**Task requirements**
Pick out each line of the records in which the word "JSON" appears.

::: Record set :::

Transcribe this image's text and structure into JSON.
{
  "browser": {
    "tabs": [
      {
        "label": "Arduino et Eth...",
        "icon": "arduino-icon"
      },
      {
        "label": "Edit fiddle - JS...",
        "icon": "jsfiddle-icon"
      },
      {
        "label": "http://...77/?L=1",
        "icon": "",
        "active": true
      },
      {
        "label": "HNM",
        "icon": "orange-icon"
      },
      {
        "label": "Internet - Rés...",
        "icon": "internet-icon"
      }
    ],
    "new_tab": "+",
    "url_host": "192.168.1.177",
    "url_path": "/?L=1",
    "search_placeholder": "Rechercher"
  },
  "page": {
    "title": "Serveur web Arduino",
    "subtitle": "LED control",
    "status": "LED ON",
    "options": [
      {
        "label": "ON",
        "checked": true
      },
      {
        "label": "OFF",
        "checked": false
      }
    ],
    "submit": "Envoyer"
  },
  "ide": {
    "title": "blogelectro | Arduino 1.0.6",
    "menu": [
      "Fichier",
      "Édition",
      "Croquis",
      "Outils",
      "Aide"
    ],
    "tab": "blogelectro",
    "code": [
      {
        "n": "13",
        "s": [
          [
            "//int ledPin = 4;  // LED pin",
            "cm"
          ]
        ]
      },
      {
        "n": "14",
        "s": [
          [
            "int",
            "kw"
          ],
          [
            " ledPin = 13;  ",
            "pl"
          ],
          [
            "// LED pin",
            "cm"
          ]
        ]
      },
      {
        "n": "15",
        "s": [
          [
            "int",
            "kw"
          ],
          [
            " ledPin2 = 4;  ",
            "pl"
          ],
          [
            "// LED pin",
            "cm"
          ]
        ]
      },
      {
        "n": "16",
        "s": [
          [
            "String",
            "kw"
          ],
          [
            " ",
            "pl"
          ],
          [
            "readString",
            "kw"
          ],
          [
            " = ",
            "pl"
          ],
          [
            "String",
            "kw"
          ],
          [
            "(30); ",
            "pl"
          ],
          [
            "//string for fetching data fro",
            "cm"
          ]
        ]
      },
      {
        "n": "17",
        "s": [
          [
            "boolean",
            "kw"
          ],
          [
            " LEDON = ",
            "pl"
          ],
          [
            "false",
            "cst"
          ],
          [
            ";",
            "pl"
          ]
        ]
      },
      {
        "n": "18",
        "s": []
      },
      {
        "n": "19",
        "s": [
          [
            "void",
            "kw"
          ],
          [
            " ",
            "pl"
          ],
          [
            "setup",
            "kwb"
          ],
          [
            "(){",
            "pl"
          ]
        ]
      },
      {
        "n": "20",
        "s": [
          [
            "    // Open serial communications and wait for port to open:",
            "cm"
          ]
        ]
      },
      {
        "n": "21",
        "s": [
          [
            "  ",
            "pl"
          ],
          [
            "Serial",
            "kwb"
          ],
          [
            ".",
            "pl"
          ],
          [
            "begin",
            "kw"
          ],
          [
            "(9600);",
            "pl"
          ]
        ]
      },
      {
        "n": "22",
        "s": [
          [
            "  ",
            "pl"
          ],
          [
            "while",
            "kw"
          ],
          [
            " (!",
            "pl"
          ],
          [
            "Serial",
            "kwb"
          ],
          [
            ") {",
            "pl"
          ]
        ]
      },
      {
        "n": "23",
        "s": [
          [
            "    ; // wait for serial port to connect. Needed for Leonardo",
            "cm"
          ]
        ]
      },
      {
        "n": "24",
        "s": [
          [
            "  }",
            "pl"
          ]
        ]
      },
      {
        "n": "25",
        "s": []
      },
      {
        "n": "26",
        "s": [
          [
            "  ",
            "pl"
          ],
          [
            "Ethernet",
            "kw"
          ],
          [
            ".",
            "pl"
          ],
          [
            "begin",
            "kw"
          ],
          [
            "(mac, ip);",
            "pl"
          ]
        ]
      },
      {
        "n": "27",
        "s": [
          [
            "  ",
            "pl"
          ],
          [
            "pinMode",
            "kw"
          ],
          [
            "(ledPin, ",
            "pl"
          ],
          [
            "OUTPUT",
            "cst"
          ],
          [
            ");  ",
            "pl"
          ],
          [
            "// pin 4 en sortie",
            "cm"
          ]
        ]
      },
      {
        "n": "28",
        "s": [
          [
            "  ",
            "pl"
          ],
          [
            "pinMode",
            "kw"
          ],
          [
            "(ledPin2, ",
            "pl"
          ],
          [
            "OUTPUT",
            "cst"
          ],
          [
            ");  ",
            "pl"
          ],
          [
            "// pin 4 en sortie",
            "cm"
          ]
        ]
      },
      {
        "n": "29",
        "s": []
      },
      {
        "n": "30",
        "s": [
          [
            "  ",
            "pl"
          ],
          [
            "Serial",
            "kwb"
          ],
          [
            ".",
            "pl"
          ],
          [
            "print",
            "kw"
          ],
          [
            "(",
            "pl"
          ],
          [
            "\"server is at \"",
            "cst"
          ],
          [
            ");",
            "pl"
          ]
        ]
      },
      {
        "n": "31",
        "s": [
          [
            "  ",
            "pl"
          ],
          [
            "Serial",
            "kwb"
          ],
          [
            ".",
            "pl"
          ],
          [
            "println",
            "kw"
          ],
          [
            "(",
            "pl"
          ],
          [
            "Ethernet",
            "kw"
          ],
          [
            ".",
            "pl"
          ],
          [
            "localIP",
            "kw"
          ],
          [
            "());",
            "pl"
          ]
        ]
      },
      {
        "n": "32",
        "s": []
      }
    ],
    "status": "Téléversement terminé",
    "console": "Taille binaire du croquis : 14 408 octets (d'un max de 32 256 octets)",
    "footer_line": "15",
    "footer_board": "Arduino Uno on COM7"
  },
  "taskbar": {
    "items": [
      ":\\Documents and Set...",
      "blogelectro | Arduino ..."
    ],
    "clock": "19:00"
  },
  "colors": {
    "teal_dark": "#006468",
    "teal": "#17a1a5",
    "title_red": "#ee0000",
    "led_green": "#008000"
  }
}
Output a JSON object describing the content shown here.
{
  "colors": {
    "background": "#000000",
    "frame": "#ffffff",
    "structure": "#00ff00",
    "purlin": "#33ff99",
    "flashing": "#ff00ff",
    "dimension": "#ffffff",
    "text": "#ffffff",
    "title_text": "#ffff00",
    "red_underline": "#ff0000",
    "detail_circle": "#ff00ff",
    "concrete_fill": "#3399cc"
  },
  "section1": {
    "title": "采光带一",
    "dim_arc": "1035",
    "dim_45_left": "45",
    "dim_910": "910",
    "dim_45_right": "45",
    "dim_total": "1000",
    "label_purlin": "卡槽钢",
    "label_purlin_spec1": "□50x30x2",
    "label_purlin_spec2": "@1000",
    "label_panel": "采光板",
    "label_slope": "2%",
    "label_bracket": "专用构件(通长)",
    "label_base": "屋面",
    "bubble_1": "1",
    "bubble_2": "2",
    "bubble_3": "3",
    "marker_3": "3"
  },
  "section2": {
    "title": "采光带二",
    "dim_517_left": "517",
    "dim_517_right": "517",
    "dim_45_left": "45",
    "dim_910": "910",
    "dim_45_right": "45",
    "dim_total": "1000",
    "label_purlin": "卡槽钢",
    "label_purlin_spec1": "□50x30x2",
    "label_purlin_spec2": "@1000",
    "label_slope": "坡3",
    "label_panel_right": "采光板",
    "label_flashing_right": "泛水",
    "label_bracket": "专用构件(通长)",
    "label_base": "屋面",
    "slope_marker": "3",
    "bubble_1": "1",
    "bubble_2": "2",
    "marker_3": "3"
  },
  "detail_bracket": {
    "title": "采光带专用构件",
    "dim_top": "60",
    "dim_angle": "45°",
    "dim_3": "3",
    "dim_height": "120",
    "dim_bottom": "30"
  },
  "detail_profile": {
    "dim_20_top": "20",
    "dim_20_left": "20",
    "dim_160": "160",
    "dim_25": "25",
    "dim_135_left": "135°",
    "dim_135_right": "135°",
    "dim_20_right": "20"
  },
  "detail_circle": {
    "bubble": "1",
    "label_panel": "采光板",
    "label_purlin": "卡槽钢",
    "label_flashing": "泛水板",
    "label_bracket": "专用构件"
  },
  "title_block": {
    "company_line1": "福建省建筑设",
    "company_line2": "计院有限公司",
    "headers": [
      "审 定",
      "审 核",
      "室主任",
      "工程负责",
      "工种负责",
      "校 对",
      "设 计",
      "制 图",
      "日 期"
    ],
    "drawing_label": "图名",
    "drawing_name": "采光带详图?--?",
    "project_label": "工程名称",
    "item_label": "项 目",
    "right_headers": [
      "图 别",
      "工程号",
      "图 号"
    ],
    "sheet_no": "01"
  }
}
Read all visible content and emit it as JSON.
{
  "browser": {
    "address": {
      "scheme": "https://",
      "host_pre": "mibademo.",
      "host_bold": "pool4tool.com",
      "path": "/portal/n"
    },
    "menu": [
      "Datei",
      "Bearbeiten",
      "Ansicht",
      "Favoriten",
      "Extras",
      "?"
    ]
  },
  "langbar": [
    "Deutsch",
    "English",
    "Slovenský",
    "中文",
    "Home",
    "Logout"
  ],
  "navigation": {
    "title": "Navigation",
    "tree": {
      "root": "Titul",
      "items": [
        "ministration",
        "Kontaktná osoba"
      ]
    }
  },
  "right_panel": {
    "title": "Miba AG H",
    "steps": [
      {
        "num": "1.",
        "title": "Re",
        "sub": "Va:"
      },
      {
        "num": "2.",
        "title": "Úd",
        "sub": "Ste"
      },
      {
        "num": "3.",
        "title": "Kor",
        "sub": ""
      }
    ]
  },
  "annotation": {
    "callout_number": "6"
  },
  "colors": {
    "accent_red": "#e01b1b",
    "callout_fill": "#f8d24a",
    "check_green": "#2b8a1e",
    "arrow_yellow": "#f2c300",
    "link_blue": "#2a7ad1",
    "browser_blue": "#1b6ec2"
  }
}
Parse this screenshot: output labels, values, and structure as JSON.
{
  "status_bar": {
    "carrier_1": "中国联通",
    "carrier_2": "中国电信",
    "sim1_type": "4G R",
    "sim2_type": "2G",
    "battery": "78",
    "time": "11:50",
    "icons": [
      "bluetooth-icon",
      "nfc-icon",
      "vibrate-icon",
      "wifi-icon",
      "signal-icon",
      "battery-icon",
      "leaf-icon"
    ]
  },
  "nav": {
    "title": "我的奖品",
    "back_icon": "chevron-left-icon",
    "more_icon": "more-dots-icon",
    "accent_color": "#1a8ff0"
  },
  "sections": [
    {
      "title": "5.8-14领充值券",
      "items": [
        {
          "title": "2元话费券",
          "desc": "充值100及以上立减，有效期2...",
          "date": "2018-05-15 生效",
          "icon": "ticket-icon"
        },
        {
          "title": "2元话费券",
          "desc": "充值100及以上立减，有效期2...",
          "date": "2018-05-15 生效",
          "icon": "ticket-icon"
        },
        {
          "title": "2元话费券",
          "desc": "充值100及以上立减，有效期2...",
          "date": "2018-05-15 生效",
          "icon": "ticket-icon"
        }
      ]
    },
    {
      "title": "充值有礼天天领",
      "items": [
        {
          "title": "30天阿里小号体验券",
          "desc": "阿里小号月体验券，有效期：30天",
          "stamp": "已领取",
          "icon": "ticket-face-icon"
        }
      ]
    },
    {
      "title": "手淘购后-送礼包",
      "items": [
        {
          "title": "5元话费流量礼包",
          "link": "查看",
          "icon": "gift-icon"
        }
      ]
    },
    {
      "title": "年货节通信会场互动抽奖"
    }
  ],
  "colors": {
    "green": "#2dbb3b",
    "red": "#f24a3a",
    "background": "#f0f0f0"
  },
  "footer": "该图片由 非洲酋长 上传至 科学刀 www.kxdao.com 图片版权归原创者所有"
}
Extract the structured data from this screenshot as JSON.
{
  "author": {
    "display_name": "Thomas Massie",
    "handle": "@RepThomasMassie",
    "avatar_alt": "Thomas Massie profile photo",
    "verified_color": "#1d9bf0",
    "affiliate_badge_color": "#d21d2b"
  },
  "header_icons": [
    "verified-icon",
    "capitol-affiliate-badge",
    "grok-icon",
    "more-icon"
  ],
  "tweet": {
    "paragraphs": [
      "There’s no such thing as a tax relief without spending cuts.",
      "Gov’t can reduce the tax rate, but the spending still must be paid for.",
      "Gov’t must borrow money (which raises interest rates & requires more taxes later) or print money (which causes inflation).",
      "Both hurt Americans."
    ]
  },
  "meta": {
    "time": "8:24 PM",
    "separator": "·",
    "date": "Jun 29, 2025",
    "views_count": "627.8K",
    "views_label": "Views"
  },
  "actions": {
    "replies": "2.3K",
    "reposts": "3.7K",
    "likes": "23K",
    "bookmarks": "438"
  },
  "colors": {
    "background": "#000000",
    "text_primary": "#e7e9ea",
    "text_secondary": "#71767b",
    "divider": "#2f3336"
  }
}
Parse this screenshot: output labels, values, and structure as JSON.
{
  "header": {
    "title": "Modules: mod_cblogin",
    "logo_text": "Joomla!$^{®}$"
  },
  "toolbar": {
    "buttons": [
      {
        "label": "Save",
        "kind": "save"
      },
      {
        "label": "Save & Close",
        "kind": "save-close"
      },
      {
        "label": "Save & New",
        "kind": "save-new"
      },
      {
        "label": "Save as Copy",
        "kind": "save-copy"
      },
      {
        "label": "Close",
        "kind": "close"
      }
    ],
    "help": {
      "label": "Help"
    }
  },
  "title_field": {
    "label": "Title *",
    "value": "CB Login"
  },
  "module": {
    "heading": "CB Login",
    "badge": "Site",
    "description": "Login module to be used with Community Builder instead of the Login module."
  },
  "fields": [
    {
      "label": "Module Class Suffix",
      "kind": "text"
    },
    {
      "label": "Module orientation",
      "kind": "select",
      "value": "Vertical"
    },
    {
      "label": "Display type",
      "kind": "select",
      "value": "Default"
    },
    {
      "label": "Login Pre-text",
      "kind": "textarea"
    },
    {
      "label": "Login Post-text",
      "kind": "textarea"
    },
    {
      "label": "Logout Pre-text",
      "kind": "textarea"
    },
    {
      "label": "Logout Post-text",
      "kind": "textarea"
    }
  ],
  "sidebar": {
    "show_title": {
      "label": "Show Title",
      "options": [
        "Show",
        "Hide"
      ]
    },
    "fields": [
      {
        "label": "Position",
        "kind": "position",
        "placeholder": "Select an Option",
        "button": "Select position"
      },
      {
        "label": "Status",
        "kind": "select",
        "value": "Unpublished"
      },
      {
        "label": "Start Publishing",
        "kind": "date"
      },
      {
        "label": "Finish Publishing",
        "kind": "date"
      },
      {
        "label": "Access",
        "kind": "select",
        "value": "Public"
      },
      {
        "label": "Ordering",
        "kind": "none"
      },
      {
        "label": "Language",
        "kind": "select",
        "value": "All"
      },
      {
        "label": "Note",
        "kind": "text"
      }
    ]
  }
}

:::

**Output of the exercise**
Transcribe this image's text and structure into JSON.
Output a JSON object describing the content shown here.
Read all visible content and emit it as JSON.
Parse this screenshot: output labels, values, and structure as JSON.
Extract the structured data from this screenshot as JSON.
Parse this screenshot: output labels, values, and structure as JSON.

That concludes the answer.